◆ The task ◆
Report how many lines in the records that follow have the word "JSON" in them, giving the number and nothing more.

○ ○ ○ ○ ○ ○ ○

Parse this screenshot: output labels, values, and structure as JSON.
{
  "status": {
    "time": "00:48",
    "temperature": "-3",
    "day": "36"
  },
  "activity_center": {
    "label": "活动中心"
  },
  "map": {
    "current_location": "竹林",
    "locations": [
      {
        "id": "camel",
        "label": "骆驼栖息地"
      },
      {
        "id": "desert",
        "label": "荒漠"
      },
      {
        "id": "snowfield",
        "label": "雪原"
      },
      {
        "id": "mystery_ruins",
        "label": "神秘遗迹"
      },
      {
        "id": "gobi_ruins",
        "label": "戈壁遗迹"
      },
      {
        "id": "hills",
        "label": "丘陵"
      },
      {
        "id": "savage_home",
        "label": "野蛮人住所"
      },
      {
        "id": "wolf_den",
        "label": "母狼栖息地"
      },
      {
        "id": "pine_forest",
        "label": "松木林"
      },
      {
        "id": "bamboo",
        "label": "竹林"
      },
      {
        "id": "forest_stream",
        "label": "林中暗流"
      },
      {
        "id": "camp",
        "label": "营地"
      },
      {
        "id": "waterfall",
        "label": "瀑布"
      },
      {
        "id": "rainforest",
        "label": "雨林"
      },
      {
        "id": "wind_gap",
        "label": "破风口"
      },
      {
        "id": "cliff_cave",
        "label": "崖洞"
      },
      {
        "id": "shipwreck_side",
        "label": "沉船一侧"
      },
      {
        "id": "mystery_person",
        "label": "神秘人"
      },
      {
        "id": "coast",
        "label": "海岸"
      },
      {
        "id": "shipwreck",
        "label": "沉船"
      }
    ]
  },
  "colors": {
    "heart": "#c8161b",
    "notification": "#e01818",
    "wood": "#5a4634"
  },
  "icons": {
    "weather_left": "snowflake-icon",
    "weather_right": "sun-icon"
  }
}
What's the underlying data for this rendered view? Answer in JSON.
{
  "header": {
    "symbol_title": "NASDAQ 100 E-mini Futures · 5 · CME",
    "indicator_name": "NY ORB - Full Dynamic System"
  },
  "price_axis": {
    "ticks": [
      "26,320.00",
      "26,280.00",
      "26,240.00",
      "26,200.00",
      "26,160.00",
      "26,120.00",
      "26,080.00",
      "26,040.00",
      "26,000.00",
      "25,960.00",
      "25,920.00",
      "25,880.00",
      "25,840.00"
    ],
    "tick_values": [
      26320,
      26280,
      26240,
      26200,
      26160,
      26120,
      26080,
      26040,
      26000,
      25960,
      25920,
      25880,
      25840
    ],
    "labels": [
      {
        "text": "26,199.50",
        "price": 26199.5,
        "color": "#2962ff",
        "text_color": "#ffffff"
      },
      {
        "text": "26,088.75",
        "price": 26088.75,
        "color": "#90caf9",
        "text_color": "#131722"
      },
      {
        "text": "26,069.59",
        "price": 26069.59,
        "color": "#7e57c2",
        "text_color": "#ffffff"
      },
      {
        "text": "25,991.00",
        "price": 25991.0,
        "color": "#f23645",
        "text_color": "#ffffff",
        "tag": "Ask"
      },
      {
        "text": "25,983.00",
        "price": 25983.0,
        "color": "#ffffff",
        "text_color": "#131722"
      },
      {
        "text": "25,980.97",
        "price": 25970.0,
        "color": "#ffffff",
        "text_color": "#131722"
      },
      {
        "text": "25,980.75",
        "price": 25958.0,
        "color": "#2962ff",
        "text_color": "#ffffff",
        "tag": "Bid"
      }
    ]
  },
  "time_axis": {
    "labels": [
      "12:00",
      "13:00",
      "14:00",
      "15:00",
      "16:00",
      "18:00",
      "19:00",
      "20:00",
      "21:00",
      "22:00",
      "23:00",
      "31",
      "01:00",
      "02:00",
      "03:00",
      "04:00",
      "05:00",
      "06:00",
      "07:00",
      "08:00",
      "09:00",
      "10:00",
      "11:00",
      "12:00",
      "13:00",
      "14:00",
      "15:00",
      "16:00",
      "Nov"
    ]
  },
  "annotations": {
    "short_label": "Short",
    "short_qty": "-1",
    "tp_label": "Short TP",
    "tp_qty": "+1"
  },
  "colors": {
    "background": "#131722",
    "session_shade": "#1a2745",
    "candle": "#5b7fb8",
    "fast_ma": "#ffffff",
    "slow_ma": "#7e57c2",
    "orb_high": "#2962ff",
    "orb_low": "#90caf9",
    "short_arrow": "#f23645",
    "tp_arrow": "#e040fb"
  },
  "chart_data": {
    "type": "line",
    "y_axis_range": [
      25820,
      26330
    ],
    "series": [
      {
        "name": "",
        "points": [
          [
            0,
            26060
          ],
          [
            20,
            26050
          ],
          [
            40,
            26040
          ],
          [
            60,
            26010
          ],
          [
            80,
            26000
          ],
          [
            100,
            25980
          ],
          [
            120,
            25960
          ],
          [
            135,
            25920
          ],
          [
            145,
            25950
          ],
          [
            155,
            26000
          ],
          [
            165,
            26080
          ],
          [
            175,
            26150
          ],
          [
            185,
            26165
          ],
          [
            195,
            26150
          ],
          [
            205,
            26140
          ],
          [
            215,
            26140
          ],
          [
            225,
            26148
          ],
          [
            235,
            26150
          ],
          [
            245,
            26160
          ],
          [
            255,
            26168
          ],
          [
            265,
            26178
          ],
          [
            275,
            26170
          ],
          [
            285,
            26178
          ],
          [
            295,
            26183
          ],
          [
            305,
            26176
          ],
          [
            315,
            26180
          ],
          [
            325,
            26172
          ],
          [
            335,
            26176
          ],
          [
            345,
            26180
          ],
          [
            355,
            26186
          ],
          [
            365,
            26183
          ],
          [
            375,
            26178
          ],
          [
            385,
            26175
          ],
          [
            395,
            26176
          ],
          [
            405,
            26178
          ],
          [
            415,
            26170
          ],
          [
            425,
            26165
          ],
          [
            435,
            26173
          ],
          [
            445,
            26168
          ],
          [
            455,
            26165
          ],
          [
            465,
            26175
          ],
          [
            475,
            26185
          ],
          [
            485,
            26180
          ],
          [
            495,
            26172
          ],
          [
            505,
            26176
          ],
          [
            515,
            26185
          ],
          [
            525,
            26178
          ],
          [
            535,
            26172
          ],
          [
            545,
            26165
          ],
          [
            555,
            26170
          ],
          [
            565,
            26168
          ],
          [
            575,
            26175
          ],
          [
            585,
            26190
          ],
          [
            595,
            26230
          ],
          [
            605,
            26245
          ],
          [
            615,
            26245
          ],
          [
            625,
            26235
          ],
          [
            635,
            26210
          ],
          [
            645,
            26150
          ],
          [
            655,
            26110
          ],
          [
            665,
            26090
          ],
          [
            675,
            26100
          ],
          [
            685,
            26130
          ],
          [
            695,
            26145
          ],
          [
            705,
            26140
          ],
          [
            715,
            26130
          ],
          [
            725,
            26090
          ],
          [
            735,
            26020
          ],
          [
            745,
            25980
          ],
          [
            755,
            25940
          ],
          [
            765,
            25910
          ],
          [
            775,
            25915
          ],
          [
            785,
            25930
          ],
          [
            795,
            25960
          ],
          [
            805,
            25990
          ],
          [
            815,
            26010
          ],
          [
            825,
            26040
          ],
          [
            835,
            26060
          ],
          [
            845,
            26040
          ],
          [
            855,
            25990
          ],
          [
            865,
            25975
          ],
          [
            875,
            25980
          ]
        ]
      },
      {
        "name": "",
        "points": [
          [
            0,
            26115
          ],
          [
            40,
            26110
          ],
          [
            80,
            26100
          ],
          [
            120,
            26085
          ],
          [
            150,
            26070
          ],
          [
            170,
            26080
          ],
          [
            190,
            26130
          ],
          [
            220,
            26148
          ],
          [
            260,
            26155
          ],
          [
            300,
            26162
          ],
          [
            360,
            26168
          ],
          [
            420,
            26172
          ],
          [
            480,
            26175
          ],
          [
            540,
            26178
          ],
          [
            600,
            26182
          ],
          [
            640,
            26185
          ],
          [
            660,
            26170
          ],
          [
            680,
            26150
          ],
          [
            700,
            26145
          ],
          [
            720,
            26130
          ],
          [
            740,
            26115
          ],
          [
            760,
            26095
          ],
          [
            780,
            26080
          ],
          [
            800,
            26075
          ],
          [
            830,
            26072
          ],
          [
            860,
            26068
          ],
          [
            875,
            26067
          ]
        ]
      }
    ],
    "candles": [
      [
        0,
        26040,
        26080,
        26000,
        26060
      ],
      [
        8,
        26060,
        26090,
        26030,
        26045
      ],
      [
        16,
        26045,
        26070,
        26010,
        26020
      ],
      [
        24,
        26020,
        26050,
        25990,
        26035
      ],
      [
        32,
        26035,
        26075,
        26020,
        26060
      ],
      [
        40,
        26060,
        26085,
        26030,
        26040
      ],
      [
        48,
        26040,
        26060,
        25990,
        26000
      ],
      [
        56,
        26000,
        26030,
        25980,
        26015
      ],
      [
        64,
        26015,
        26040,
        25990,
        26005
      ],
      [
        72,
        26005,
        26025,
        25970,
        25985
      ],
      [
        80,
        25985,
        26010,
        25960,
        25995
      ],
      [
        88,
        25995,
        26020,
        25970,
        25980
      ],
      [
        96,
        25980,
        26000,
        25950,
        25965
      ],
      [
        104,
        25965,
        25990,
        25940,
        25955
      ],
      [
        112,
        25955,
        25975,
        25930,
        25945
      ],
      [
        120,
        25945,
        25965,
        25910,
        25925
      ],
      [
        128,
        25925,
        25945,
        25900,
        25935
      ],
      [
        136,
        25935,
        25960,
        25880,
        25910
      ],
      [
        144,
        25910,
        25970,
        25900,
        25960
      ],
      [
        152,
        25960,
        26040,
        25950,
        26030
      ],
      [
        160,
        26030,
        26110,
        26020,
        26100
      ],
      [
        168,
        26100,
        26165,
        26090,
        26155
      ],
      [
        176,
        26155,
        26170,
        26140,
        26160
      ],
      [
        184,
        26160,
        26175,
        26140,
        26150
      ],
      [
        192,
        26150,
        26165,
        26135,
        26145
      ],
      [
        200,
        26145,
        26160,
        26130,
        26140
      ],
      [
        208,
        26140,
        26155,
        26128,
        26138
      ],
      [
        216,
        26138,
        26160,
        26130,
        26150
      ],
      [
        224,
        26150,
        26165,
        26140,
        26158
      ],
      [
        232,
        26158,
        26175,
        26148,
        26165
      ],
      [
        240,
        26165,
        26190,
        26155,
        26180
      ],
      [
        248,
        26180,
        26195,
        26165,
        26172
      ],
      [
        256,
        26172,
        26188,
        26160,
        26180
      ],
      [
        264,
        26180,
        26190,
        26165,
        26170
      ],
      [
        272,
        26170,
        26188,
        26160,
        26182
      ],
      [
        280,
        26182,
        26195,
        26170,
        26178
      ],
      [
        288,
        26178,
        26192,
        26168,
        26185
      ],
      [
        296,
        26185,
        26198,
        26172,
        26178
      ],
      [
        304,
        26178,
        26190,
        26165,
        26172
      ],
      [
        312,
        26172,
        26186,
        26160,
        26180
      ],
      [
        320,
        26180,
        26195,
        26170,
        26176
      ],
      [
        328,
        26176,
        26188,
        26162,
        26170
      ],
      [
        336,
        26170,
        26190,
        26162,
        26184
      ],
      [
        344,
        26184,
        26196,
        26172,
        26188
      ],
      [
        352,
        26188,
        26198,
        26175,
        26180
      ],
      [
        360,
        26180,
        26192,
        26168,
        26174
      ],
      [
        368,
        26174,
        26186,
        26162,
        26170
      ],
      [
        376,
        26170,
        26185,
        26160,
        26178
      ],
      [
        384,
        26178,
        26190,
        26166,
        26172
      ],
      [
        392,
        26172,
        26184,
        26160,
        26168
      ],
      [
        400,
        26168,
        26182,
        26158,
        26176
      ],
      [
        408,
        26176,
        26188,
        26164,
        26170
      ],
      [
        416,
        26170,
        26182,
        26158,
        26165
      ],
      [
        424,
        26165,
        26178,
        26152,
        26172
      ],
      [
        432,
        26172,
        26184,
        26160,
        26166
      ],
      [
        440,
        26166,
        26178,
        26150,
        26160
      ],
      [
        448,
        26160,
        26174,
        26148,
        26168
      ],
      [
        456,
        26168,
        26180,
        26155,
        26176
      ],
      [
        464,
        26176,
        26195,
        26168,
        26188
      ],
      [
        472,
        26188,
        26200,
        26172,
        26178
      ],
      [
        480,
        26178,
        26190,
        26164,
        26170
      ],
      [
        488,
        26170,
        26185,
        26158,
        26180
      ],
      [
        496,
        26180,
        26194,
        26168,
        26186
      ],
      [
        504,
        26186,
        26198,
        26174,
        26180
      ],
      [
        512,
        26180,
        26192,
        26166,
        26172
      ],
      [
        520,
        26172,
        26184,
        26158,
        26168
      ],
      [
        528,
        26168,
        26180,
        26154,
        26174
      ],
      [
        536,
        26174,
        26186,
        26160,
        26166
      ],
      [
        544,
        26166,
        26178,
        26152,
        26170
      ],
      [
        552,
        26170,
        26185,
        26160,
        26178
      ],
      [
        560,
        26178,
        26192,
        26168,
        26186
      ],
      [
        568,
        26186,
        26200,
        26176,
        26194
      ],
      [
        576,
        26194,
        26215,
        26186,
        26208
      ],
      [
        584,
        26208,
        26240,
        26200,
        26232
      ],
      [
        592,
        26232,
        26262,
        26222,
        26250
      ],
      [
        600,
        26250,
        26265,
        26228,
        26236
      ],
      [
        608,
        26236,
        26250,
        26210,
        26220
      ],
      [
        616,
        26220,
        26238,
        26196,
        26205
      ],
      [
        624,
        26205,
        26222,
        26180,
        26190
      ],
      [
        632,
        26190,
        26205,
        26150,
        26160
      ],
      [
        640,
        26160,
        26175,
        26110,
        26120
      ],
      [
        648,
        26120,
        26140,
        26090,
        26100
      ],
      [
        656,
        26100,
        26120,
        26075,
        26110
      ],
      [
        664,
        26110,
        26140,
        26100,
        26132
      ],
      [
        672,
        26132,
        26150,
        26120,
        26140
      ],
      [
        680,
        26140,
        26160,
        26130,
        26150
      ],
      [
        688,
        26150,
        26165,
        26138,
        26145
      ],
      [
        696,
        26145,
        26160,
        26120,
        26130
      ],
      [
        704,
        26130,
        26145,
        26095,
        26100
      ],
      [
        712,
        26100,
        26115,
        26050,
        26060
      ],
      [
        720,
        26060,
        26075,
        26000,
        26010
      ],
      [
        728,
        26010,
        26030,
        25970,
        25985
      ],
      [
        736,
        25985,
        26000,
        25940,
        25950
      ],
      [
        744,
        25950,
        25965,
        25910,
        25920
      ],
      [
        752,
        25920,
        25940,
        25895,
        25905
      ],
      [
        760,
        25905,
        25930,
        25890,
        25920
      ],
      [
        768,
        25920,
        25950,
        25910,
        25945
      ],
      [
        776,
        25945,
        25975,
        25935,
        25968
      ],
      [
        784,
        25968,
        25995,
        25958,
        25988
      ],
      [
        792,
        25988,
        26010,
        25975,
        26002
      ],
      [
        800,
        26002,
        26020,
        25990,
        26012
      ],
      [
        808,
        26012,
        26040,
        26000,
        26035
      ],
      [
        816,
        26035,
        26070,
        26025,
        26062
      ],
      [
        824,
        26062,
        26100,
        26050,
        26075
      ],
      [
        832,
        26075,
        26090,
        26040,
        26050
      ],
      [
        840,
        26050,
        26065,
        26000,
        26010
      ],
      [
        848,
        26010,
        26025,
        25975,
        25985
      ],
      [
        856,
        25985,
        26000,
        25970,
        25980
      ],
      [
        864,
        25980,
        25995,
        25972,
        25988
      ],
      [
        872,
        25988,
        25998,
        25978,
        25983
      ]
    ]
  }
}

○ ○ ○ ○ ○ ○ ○

◆ Output of the exercise ◆
2